(MATERIAL TO PROCESS begins)
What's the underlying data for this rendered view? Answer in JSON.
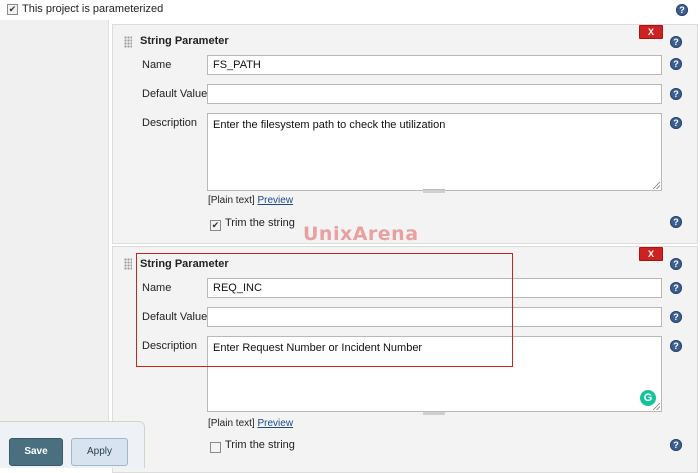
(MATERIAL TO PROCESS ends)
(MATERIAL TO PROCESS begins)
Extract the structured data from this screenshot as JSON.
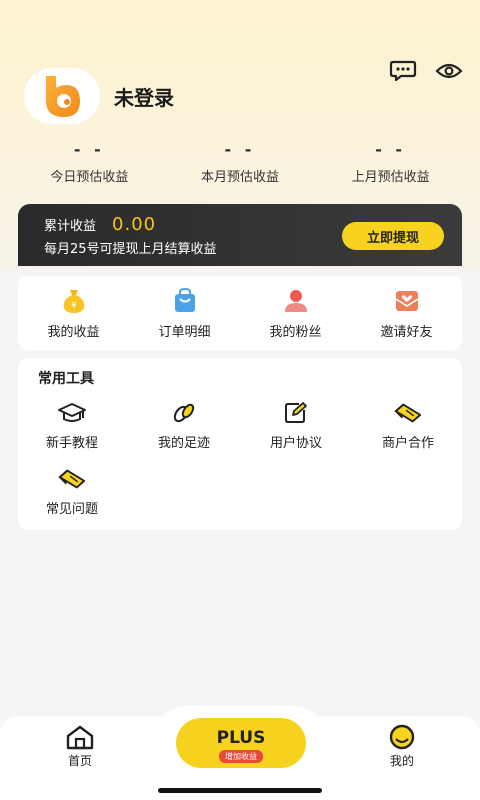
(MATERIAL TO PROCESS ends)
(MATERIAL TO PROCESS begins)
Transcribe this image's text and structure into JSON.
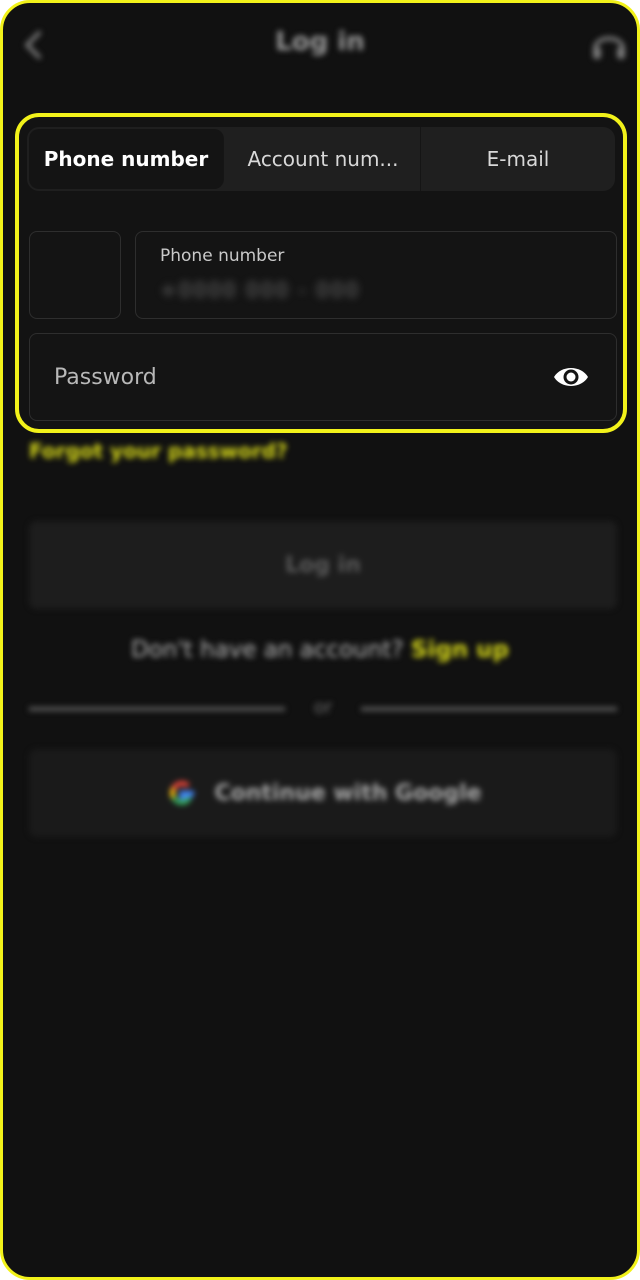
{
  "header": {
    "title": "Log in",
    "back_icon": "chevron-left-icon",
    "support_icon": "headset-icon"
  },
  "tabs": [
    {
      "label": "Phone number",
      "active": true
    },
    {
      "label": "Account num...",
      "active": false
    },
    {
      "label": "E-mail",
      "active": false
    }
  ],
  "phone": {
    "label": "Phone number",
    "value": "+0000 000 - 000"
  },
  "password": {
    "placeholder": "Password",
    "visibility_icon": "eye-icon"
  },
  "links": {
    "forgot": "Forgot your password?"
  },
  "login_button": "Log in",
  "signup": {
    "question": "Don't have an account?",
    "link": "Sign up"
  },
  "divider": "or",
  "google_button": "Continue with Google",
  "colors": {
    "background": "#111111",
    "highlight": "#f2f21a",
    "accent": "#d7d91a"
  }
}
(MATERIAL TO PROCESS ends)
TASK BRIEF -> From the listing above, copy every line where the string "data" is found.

ANSWER SPACE ->
What's the underlying data for this rendered view? Answer in JSON.
Extract the structured data from this screenshot as JSON.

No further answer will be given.